- What you have to do: Read the listing and extract each line that includes the word "Democrat".

* * * * * * * * *

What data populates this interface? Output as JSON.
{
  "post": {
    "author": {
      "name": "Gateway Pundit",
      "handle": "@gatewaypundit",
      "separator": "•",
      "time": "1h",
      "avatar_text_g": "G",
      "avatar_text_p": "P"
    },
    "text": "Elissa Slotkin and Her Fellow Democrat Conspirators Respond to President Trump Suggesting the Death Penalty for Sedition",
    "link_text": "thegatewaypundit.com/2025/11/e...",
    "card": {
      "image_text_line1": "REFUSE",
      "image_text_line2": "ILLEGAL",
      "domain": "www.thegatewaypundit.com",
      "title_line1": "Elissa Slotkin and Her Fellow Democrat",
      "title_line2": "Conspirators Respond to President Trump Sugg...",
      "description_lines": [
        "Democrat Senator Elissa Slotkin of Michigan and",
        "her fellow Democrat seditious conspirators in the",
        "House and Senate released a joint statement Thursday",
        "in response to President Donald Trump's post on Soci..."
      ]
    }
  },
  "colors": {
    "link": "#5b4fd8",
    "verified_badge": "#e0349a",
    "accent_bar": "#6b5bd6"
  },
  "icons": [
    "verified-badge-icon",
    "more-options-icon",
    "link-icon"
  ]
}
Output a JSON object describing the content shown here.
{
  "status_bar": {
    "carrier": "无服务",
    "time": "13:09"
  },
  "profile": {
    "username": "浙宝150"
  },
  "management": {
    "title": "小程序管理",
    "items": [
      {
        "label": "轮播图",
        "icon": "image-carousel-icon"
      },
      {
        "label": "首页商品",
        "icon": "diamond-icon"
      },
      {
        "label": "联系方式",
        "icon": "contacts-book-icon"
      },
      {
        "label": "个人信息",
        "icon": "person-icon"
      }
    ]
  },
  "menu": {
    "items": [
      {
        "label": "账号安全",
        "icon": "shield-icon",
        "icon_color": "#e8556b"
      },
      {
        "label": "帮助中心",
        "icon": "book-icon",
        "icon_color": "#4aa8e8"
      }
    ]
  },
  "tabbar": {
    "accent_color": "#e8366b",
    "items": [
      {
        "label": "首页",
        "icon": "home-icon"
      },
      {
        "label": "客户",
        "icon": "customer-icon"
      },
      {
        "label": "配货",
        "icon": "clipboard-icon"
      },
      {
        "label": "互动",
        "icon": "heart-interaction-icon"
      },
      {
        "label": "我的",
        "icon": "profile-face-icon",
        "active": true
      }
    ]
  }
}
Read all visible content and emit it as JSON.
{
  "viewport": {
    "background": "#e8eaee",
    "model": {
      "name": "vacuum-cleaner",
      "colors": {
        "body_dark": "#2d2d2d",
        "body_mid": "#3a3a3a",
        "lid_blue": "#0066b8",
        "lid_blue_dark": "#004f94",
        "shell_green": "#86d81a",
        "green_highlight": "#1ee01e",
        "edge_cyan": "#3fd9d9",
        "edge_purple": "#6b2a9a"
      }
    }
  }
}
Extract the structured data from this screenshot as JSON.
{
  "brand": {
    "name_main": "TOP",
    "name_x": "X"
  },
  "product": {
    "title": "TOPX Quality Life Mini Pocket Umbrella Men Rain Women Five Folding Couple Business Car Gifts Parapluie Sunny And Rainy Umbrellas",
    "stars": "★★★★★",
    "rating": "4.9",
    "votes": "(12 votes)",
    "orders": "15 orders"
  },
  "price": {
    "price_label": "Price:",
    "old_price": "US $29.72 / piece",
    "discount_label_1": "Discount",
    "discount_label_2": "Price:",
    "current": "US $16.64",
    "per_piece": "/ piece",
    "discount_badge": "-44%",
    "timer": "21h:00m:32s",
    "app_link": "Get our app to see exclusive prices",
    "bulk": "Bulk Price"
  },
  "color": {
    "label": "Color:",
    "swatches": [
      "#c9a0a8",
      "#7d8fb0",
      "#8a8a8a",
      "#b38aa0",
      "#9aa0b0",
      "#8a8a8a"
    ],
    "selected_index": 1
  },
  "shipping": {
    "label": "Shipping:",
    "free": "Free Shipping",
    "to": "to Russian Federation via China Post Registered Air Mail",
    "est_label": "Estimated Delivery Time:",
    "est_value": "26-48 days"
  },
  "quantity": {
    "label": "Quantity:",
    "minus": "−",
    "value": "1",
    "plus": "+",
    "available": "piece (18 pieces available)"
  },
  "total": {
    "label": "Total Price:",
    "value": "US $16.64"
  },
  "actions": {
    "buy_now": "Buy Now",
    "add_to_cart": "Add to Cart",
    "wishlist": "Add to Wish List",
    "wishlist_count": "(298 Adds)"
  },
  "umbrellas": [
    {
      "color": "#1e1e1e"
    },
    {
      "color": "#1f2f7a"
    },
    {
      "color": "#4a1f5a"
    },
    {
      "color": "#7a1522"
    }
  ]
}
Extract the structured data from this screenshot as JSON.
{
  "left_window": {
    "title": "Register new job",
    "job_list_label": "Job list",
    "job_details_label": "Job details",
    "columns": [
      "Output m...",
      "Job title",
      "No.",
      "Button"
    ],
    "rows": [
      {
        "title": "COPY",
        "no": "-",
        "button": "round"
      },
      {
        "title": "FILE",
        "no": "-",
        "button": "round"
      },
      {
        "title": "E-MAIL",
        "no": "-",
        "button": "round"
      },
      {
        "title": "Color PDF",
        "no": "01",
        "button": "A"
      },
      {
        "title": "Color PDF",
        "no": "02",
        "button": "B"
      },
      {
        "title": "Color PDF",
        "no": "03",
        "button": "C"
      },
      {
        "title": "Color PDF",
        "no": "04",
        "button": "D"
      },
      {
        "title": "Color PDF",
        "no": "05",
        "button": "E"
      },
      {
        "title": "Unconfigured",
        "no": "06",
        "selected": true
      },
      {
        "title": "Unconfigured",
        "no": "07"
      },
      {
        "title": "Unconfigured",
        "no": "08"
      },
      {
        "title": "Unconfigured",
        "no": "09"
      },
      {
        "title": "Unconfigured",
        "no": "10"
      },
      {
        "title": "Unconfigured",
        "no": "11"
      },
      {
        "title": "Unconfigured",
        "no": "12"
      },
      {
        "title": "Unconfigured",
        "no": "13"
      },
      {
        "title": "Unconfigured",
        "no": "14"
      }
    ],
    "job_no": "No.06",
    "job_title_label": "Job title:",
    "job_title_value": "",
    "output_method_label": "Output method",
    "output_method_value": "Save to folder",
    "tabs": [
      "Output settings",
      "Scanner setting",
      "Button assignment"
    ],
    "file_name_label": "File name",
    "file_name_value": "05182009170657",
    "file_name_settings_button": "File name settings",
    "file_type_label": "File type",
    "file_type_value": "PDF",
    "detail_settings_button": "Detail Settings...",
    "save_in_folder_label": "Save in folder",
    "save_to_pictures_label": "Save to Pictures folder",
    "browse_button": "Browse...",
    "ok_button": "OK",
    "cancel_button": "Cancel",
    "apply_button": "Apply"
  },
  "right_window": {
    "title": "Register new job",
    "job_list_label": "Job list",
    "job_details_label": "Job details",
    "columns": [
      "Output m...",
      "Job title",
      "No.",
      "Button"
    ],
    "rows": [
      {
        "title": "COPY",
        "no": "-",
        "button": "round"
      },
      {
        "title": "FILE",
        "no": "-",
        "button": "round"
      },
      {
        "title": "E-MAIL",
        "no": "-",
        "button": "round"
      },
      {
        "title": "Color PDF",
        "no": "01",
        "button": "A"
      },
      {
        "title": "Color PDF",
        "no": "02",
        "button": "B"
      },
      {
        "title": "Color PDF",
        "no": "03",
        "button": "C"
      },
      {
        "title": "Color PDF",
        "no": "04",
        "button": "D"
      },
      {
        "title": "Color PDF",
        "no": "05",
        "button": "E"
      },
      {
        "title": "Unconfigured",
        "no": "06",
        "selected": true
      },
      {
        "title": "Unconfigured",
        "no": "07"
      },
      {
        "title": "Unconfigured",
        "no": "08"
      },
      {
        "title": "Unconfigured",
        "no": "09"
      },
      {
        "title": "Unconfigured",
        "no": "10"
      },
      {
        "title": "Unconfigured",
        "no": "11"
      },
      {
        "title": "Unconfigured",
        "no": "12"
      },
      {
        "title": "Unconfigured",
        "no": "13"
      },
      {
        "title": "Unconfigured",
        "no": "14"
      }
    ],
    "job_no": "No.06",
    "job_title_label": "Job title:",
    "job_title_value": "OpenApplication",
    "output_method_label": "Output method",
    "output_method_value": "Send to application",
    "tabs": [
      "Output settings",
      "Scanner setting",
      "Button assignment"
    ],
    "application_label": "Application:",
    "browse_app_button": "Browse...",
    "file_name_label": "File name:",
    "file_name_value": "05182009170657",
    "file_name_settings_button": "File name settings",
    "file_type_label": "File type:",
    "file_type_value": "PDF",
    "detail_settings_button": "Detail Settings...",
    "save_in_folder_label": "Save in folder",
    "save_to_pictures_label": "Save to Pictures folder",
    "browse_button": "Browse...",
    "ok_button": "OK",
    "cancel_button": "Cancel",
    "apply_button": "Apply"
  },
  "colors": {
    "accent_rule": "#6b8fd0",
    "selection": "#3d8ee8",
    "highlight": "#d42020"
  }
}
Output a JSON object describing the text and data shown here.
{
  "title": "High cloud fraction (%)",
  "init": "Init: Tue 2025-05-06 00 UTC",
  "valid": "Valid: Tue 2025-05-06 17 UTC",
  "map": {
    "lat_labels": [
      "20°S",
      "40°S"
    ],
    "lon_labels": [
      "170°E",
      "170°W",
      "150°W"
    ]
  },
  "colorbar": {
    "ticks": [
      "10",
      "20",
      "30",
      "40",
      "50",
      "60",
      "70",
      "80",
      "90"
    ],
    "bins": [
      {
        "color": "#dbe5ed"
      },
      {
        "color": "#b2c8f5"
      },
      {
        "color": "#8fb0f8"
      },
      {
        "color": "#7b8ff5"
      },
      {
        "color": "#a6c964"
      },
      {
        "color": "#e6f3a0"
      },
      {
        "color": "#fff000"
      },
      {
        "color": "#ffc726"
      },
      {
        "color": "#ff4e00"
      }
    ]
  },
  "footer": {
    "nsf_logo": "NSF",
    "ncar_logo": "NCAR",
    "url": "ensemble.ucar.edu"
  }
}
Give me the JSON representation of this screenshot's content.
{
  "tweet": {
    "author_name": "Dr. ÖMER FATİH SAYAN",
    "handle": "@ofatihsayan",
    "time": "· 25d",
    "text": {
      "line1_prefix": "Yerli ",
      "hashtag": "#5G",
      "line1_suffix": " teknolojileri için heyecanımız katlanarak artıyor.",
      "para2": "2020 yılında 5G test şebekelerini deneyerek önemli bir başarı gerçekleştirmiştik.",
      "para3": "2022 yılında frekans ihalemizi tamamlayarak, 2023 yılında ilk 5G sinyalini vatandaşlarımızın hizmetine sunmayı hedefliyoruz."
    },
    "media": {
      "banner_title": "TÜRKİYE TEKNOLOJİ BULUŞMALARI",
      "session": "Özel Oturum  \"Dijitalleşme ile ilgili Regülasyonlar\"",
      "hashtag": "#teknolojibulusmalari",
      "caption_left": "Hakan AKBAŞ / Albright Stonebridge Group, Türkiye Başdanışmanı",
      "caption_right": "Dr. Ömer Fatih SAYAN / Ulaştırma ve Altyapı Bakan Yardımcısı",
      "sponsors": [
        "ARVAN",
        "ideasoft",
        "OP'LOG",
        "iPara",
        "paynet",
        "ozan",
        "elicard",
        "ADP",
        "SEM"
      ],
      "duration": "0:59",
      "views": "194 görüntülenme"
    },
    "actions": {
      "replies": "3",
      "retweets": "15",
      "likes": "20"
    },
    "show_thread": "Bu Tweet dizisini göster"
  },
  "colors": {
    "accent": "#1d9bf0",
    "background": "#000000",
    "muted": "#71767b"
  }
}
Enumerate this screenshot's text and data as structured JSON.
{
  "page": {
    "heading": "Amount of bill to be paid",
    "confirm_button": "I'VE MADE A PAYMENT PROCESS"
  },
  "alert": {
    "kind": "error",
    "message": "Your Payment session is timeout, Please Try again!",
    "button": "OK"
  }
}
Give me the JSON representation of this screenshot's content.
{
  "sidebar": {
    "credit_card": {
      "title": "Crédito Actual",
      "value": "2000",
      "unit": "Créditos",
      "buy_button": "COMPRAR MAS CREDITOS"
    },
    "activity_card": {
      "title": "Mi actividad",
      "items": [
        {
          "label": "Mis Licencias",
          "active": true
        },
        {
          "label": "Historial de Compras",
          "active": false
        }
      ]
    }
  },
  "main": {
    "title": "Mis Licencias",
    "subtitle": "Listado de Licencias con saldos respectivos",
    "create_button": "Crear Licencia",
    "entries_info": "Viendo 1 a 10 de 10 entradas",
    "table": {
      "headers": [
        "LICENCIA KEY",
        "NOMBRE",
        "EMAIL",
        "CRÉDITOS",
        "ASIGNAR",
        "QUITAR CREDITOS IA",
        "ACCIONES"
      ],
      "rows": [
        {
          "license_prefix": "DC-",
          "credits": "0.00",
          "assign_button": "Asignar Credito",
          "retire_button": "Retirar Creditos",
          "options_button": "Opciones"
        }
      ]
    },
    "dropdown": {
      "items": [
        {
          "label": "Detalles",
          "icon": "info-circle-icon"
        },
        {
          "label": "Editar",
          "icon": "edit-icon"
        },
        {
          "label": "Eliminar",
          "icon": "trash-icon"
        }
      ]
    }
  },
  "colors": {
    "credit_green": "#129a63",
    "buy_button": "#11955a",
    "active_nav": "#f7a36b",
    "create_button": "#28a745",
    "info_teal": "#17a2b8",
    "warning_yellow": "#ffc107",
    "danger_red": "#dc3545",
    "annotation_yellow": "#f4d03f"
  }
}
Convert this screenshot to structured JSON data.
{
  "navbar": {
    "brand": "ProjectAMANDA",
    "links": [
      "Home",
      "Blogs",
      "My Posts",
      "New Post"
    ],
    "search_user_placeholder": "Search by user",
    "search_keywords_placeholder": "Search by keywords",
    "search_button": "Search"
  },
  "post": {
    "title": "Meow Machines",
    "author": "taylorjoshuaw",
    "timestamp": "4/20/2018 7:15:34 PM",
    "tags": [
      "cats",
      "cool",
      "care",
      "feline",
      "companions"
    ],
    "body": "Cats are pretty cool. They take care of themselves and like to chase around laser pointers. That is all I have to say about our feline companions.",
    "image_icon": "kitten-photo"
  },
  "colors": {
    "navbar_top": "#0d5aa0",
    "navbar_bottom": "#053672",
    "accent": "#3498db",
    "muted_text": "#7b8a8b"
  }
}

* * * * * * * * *

- Solution to this task:
    "text": "Elissa Slotkin and Her Fellow Democrat Conspirators Respond to President Trump Suggesting the Death Penalty for Sedition",
      "title_line1": "Elissa Slotkin and Her Fellow Democrat",
        "Democrat Senator Elissa Slotkin of Michigan and",
        "her fellow Democrat seditious conspirators in the",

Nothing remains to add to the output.